Exercise objective:
Search the records below for the word "icon" and show every line where it occurs.
(Beginning of Extracted material)
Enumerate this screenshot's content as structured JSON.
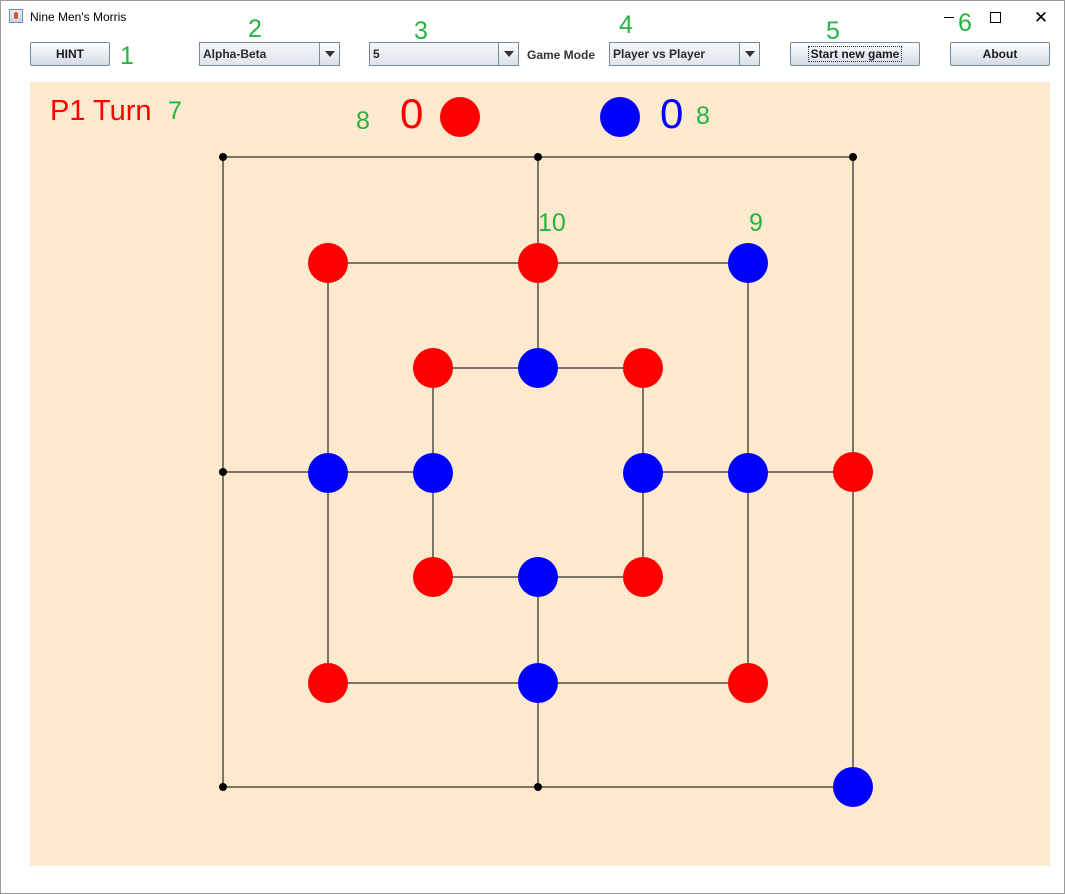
{
  "window": {
    "title": "Nine Men's Morris",
    "icon": "java-icon",
    "controls": [
      "minimize-icon",
      "maximize-icon",
      "close-icon"
    ],
    "close_glyph": "✕"
  },
  "toolbar": {
    "hint_label": "HINT",
    "algorithm_value": "Alpha-Beta",
    "depth_value": "5",
    "game_mode_label": "Game Mode",
    "game_mode_value": "Player vs Player",
    "start_label": "Start new game",
    "about_label": "About"
  },
  "status": {
    "turn_text": "P1 Turn",
    "p1_score": "0",
    "p2_score": "0"
  },
  "annotations": {
    "hint": "1",
    "algorithm": "2",
    "depth": "3",
    "game_mode": "4",
    "start": "5",
    "about": "6",
    "turn": "7",
    "score_left": "8",
    "score_right": "8",
    "piece": "9",
    "empty_point": "10"
  },
  "colors": {
    "player1": "#ff0000",
    "player2": "#0000ff",
    "board_bg": "#fde9cd",
    "annotation": "#27b33f"
  },
  "board": {
    "points": [
      {
        "ring": "outer",
        "pos": "top-left",
        "piece": "empty"
      },
      {
        "ring": "outer",
        "pos": "top-middle",
        "piece": "empty"
      },
      {
        "ring": "outer",
        "pos": "top-right",
        "piece": "empty"
      },
      {
        "ring": "outer",
        "pos": "middle-left",
        "piece": "empty"
      },
      {
        "ring": "outer",
        "pos": "middle-right",
        "piece": "red"
      },
      {
        "ring": "outer",
        "pos": "bottom-left",
        "piece": "empty"
      },
      {
        "ring": "outer",
        "pos": "bottom-middle",
        "piece": "empty"
      },
      {
        "ring": "outer",
        "pos": "bottom-right",
        "piece": "blue"
      },
      {
        "ring": "middle",
        "pos": "top-left",
        "piece": "red"
      },
      {
        "ring": "middle",
        "pos": "top-middle",
        "piece": "red"
      },
      {
        "ring": "middle",
        "pos": "top-right",
        "piece": "blue"
      },
      {
        "ring": "middle",
        "pos": "middle-left",
        "piece": "blue"
      },
      {
        "ring": "middle",
        "pos": "middle-right",
        "piece": "blue"
      },
      {
        "ring": "middle",
        "pos": "bottom-left",
        "piece": "red"
      },
      {
        "ring": "middle",
        "pos": "bottom-middle",
        "piece": "blue"
      },
      {
        "ring": "middle",
        "pos": "bottom-right",
        "piece": "red"
      },
      {
        "ring": "inner",
        "pos": "top-left",
        "piece": "red"
      },
      {
        "ring": "inner",
        "pos": "top-middle",
        "piece": "blue"
      },
      {
        "ring": "inner",
        "pos": "top-right",
        "piece": "red"
      },
      {
        "ring": "inner",
        "pos": "middle-left",
        "piece": "blue"
      },
      {
        "ring": "inner",
        "pos": "middle-right",
        "piece": "blue"
      },
      {
        "ring": "inner",
        "pos": "bottom-left",
        "piece": "red"
      },
      {
        "ring": "inner",
        "pos": "bottom-middle",
        "piece": "blue"
      },
      {
        "ring": "inner",
        "pos": "bottom-right",
        "piece": "red"
      }
    ]
  }
}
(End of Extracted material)
Written answer:
    "icon": "java-icon",
      "minimize-icon",
      "maximize-icon",
      "close-icon"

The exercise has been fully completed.